At a recent joint U.S. Department of Justice (DOJ) and USDA workshop on competition in agriculture, the second in a string of hearings nationwide, Garry spoke up about conditions within the industry.
The Staples’ biggest concern is the diminishing length of the contracts they’ve been presented on a "take it or leave it" basis. Their first contracts were for seven years, enough to give them and their lender some security, Garry says.
As the Staples added chickenhouses, the length of the contracts grew shorter—to the point where they now operate on a "flock to flock" contract. When current flocks are grown out, the company could stop bringing new birds, putting the Staples’ $250,000-per-building investment at risk.
Mixed Emotions at Hearing. A contract system between big chicken purveyors and producers has been standard for decades. Under the system, food companies, such as Tyson or Perdue, provide chicks and feed to farmers, who in turn raise the birds for a set price. By agreeing to upfront contracts, farmers can avoid big market fluctuations.

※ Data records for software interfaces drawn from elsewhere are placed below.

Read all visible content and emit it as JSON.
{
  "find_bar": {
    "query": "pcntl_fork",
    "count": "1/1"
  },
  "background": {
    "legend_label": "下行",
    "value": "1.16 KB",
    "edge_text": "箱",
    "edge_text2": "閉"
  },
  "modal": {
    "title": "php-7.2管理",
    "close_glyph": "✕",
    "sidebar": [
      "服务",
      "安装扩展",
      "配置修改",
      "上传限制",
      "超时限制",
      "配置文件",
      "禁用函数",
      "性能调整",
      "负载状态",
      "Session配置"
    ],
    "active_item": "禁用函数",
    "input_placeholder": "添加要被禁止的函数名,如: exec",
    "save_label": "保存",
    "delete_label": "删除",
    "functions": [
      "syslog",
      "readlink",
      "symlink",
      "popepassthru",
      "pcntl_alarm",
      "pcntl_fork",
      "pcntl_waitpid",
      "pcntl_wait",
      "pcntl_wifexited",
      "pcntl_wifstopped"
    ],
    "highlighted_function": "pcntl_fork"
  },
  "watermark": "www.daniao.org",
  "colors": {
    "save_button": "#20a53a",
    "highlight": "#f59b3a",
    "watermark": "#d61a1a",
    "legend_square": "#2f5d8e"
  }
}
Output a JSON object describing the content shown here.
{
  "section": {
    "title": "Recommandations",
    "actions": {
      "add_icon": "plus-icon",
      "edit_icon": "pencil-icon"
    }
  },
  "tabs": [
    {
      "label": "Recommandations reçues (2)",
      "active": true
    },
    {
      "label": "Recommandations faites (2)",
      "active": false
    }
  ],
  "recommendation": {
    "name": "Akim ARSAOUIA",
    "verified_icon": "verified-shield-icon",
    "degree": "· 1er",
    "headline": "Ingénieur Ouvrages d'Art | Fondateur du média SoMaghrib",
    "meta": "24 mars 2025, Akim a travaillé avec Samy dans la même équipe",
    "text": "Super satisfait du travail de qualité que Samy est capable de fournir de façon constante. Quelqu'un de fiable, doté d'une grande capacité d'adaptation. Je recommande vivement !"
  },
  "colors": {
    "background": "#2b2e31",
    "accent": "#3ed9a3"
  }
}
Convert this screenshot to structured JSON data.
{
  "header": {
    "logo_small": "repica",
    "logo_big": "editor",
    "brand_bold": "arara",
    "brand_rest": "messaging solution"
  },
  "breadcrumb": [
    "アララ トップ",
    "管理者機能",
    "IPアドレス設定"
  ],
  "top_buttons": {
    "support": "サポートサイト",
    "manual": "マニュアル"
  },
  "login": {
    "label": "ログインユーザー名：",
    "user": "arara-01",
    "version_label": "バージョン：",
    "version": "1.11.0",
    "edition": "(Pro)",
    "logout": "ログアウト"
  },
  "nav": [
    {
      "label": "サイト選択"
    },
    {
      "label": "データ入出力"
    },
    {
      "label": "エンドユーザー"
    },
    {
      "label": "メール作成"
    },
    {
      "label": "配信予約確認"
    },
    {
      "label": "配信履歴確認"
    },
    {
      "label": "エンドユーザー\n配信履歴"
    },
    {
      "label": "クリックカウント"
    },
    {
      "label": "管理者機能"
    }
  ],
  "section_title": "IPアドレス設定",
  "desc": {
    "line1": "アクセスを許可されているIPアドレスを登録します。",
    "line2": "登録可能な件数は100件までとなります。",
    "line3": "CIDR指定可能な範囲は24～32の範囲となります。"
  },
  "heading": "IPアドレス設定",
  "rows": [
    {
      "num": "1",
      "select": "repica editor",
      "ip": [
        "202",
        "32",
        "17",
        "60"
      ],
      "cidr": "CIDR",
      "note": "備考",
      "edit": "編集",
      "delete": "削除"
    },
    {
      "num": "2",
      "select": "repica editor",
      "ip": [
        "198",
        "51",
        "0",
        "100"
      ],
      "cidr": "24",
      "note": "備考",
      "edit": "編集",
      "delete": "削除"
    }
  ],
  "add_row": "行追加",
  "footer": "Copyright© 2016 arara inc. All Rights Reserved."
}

But concern that contracts are leading to a lack of competition in the poultry industry is what DOJ and USDA are investigating. The goal is to prevent cases like the one in Oklahoma, where a jury issued a $7.3 million verdict against Tyson for using what plaintiffs claimed were deceptive and coercive practices against farmers. Tyson denies wrongdoing and vows to appeal.
U.S. Attorney General Eric Holder and Ag Secretary Tom Vilsack were on hand at the workshop at Alabama A&M University, where a crowd of 500 packed a meeting hall. Attendance and testimony was dominated by growers like Staples.
The National Chicken Council, whose integrator members account for 95% of the industry, announced a new industry-sponsored study that declares: "Competition is alive and well in the broiler chicken industry and benefits chicken farmers, poultry companies and consumers." The study also claims that about 75% of poultry growers are satisfied.
Yet dozens of farmers walked up to the microphones to tell tales of frustration with poultry companies. Oklahoman Norman Ranger, who grew chickens for 22 years, told of getting out of the business 10 years ago after encountering conflicts with his integrator. Ranger wants USDA to change the rules that allow companies to require facility upgrades at farmer expense. Forced chickenhouse upgrades were the most common complaint at the workshop.
Attorney General Holder cautioned: "There is a new attitude in the Department of Justice that is appropriately aggressive." Ag Secretary Vilsack acknowledged that conflict between some poultry growers and the companies is a "difficult issue" and vowed to work with Packers and Stockyards Act officials to see that such issues are addressed.
Staples points out that while dozens of frustrated growers attended the workshop, "many of my neighbors are afraid to speak up for fear of retaliation from contractors."
But Staples says he wasn’t brought up to be quiet. "I’m from America, and if I can’t say my piece, then this isn’t America.
Top Producer, Summer 2010